Nearly Half of Americans Do Not Believe in God ‘With Certainty’-A Quarter Are Atheist or Agnostic
Large decline in superstitious belief overall, poll shows
A brand new poll was just released, showing that nearly half of all Americans do not believe “with absolute certainty” in God, and a full one-quarter of all Americans are either atheist or agnostic. The numbers reflect a large and significant drop in those who believe in God over the last eight years. The numbers of the faithful have been steadily declining over the last ten years and are at an all-time low, according to recent polls and studies.
The latest survey showed that compared to 2009, the belief in God “with certainty” dropped a significant eight percent. This is a large decline over just four years. Conversely, and some would say surprisingly, only 47 percent of Americans believe in evolution. However, this number rose 5% over the last four years, showing a possible correlation to the drop in belief in God since the last time the survey was conducted.
Those who said they believed in God “with absolute certainty” dropped by 12 percent, a large drop from a test done in 2003. Southerners, those who did not complete high school and Republicans, among several other demographic groups were much more likely to believe in God “with absolute certainty” than were other sampled groups. Republicans were far less likely than any other sampled group to believe in evolution, with only 36% of Republicans reporting that they believe in Darwin’s theory.
The newest poll, released earlier this week, supports previous research, including a study done by PEW which showed that a third of young people were not affiliated with any specific religion. PEW also released a new study this week showing that half of all Americans do not celebrate Christmas as a religious holiday.

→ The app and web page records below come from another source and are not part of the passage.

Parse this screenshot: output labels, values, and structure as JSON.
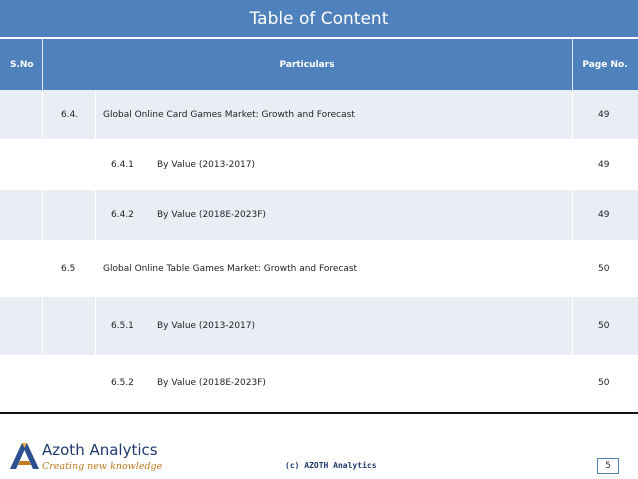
{
  "title": "Table of Content",
  "header": {
    "sno": "S.No",
    "particulars": "Particulars",
    "page": "Page No."
  },
  "rows": [
    {
      "num": "6.4.",
      "sub": "",
      "text": "Global Online Card Games Market: Growth and Forecast",
      "page": "49"
    },
    {
      "num": "",
      "sub": "6.4.1",
      "text": "By Value (2013-2017)",
      "page": "49"
    },
    {
      "num": "",
      "sub": "6.4.2",
      "text": "By Value (2018E-2023F)",
      "page": "49"
    },
    {
      "num": "6.5",
      "sub": "",
      "text": "Global Online Table Games Market: Growth and Forecast",
      "page": "50"
    },
    {
      "num": "",
      "sub": "6.5.1",
      "text": "By Value (2013-2017)",
      "page": "50"
    },
    {
      "num": "",
      "sub": "6.5.2",
      "text": "By Value (2018E-2023F)",
      "page": "50"
    }
  ],
  "footer": {
    "brand": "Azoth Analytics",
    "tagline": "Creating new knowledge",
    "copyright": "(c) AZOTH Analytics",
    "page_number": "5"
  },
  "colors": {
    "header_blue": "#4f81bd",
    "row_alt": "#e9edf4",
    "brand_navy": "#1f3a6e",
    "brand_orange": "#c07a1c"
  }
}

In general, belief in the supernatural of all kinds declined significantly over the last eight years. The drop off in such beliefs were as follows: The Devil (four percent drop), resurrection of Jesus (five percent drop), virgin birth (three percent drop), miracles (seven percent drop), survival of soul after death (five percent drop), Jesus being the son of God (four percent drop), creationism (three percent drop), witches (five percent drop) angels (six percent drop) and heaven (seven percent drop). Belief in God overall dropped eight percent since 2005. There were two areas of supernatural belief that rose one percent each: belief in UFOs and belief in ghosts.
People in Eastern and Western regions of the US were much less likely to believe in God than those located in the South and Midwest, with differences of over 10%. As educational levels rose, the belief in God dropped drastically, with a large 23% spread between those who had high school or less education and those who had post-graduate education.
The number of those who said they were not at all religious rose 11% between 2007 and this year. According to Scientific American, the decline in belief in God could possibly be attributed to a rise in critical thinking skills. As analytical thinking rises, belief in God and religion drops significantly. Nearly half of all Americans do not believe in God “with certainty” and over a quarter of Americans are atheist or agnostic. Other studies have shown that as IQ rises, belief in religion decreases. More research is needed to determine why these traits exist and what accounts for the decline in religious belief over time.
By: Rebecca Savastio